We've identified four practices that effective champions use to bring more FANS to their cause: Framing (using ideas for influence), Asking (using inquiry for influence), Networking (using connections for influence), and Storytelling (using emotions for influence). This Pretty Good Tool is designed to help you work on these four practices and sharpen your strategy.
The key in designing an organizational strategy, we have found, is similar to designing any tool: you need to figure out how you want to use it. Think of your strategy more as verb than noun - you need it to function. To help with that, we have designed this Pretty Good Tool. We have used it with clients to help them name what they want a strategy to do and then regularly get a reality check on how close their strategy is to doing it.
Does your organization have what it takes to be an effective collaborator? This Pretty Good Tool from the consultants at The Giving Practice helps you assess and improve your collaborative mindset. After testing an early version of this at an Independent Sector conference session, we have been using this as a guide with several funder collaboratives.
What comes after “strategic...?” If you said, “planning,” you’re not alone. And for many foundation leaders, especially small ones who don’t have the time or money for a big process, anxiety is the feeling that follows. If that’s the case, this guide is for you.
Daniel Kemmis explores the sometimes-fraught relationship between philanthropy and democracy.

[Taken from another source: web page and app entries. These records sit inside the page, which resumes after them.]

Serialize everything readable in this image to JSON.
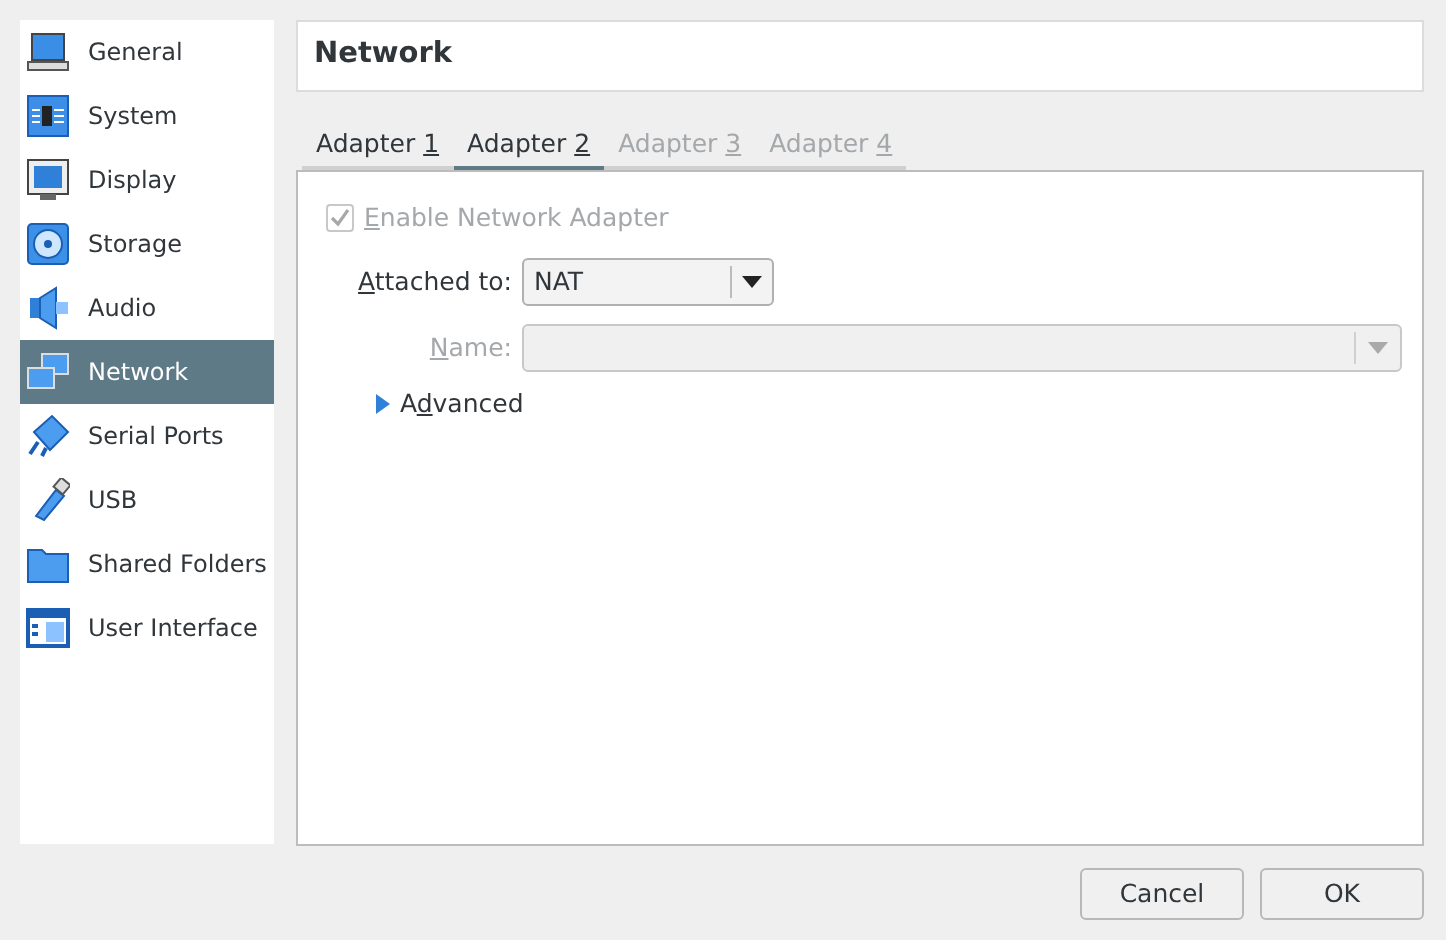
{
  "sidebar": {
    "items": [
      {
        "label": "General",
        "kind": "general",
        "selected": false
      },
      {
        "label": "System",
        "kind": "system",
        "selected": false
      },
      {
        "label": "Display",
        "kind": "display",
        "selected": false
      },
      {
        "label": "Storage",
        "kind": "storage",
        "selected": false
      },
      {
        "label": "Audio",
        "kind": "audio",
        "selected": false
      },
      {
        "label": "Network",
        "kind": "network",
        "selected": true
      },
      {
        "label": "Serial Ports",
        "kind": "serial",
        "selected": false
      },
      {
        "label": "USB",
        "kind": "usb",
        "selected": false
      },
      {
        "label": "Shared Folders",
        "kind": "folder",
        "selected": false
      },
      {
        "label": "User Interface",
        "kind": "ui",
        "selected": false
      }
    ]
  },
  "header": {
    "title": "Network"
  },
  "tabs": [
    {
      "label": {
        "before": "Adapter ",
        "key": "1"
      },
      "selected": false,
      "disabled": false
    },
    {
      "label": {
        "before": "Adapter ",
        "key": "2"
      },
      "selected": true,
      "disabled": false
    },
    {
      "label": {
        "before": "Adapter ",
        "key": "3"
      },
      "selected": false,
      "disabled": true
    },
    {
      "label": {
        "before": "Adapter ",
        "key": "4"
      },
      "selected": false,
      "disabled": true
    }
  ],
  "adapter": {
    "enable": {
      "label": {
        "key": "E",
        "after": "nable Network Adapter"
      },
      "checked": true,
      "disabled": true
    },
    "attached_to": {
      "label": {
        "key": "A",
        "after": "ttached to:"
      },
      "value": "NAT"
    },
    "name": {
      "label": {
        "key": "N",
        "after": "ame:"
      },
      "disabled": true
    },
    "advanced": {
      "label": {
        "before": "A",
        "key": "d",
        "after": "vanced"
      },
      "expanded": false
    }
  },
  "buttons": [
    {
      "label": "Cancel"
    },
    {
      "label": "OK"
    }
  ]
}
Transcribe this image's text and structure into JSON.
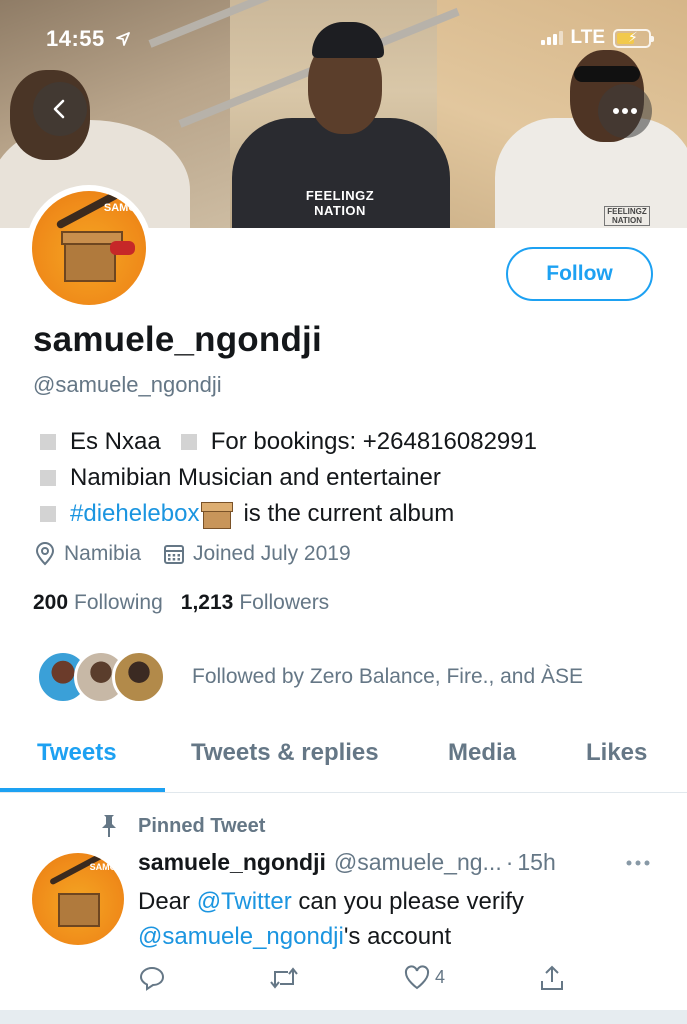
{
  "status_bar": {
    "time": "14:55",
    "network": "LTE"
  },
  "profile": {
    "display_name": "samuele_ngondji",
    "handle": "@samuele_ngondji",
    "follow_label": "Follow",
    "bio": {
      "line1_a": "Es Nxaa",
      "line1_b": "For bookings: +264816082991",
      "line2": "Namibian Musician and entertainer",
      "hashtag": "#diehelebox",
      "line3_rest": "is the current album"
    },
    "location": "Namibia",
    "joined": "Joined July 2019",
    "following_count": "200",
    "following_label": "Following",
    "followers_count": "1,213",
    "followers_label": "Followers",
    "followed_by": "Followed by Zero Balance, Fire., and ÀSE"
  },
  "banner": {
    "shirt_print": "FEELINGZ NATION",
    "small_print": "FEELINGZ NATION"
  },
  "avatar_tag": "SAMO",
  "tabs": [
    {
      "label": "Tweets",
      "active": true
    },
    {
      "label": "Tweets & replies"
    },
    {
      "label": "Media"
    },
    {
      "label": "Likes"
    }
  ],
  "tweet": {
    "pinned_label": "Pinned Tweet",
    "author_name": "samuele_ngondji",
    "author_handle": "@samuele_ng...",
    "separator": "·",
    "time": "15h",
    "text_a": "Dear ",
    "mention1": "@Twitter",
    "text_b": " can you please verify",
    "mention2": "@samuele_ngondji",
    "text_c": "'s account",
    "like_count": "4"
  },
  "colors": {
    "accent": "#1da1f2",
    "secondary_text": "#657786",
    "primary_text": "#14171a"
  },
  "icons": [
    "back-icon",
    "more-icon",
    "location-icon",
    "calendar-icon",
    "pin-icon",
    "reply-icon",
    "retweet-icon",
    "like-icon",
    "share-icon"
  ]
}
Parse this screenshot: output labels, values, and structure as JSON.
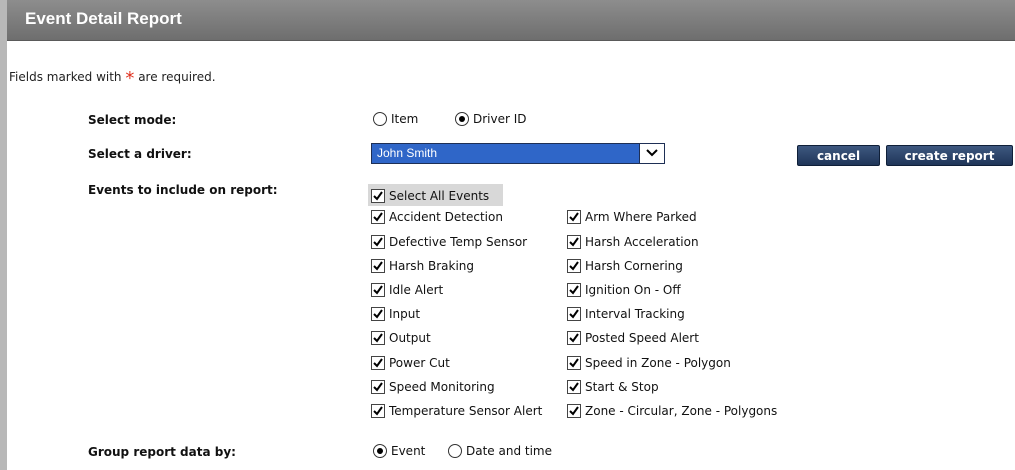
{
  "header": {
    "title": "Event Detail Report"
  },
  "required_note": {
    "text": "Fields marked with",
    "star": "*",
    "suffix": "are required."
  },
  "mode": {
    "label": "Select mode:",
    "options": [
      {
        "label": "Item",
        "selected": false
      },
      {
        "label": "Driver ID",
        "selected": true
      }
    ]
  },
  "driver": {
    "label": "Select a driver:",
    "value": "John Smith"
  },
  "buttons": {
    "cancel": "cancel",
    "create": "create report"
  },
  "events": {
    "label": "Events to include on report:",
    "select_all": "Select All Events",
    "left": [
      "Accident Detection",
      "Defective Temp Sensor",
      "Harsh Braking",
      "Idle Alert",
      "Input",
      "Output",
      "Power Cut",
      "Speed Monitoring",
      "Temperature Sensor Alert"
    ],
    "right": [
      "Arm Where Parked",
      "Harsh Acceleration",
      "Harsh Cornering",
      "Ignition On - Off",
      "Interval Tracking",
      "Posted Speed Alert",
      "Speed in Zone - Polygon",
      "Start & Stop",
      "Zone - Circular, Zone - Polygons"
    ]
  },
  "group": {
    "label": "Group report data by:",
    "options": [
      {
        "label": "Event",
        "selected": true
      },
      {
        "label": "Date and time",
        "selected": false
      }
    ]
  },
  "colors": {
    "header": "#7a7a7a",
    "select_bg": "#2f66c8",
    "button": "#2a4066",
    "required_star": "#e0301e"
  }
}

Beginning with a wide-ranging stroll through the shared history of philanthropy and democracy, Kemmis examines the current post-Citizens United landscape and asks whether philanthropy can and should do more to strengthen the infrastructure and practices of democracy.
Race Forward is a national nonprofit whose mission is to build awareness, solutions and leadership for racial justice by generating transformative ideas, information and experiences.
The Race Matters Institute helps nonprofits, government units, community organizations and philanthropies develop policies and programs to achieve more diverse, equitable and inclusive results.
How can funders work together to have an impact on public policy? PolicyWorks for Philanthropy has been asking this question as part of an effort to help affinity groups use policy engagement as a strategy to achieve shared program goals. We’ve taken what we’ve learned so far and turned it into this toolkit, designed for structured group reflection, including a set of planning checklists that affinity groups can use to do policy work and regional associations can use to support that work.
The Council of Michigan Foundations (CMF) has developed this discussion and assessment tool to help foundation leaders begin essential conversations about the power of differences and
determine the level of their organization’s readiness for growth.
Despite a field replete with research, analysis, recommended policies and practices — not to mention an abundance of educational programs and frameworks for grantmaking to diverse communities — philanthropic leaders have been slow to advance these values in their foundations. We wondered: what is getting in the way? Why are good intentions, buttressed with theory and practical advice, not achieving better results on measures of diversity, equity and inclusion? We wanted to explore more deeply.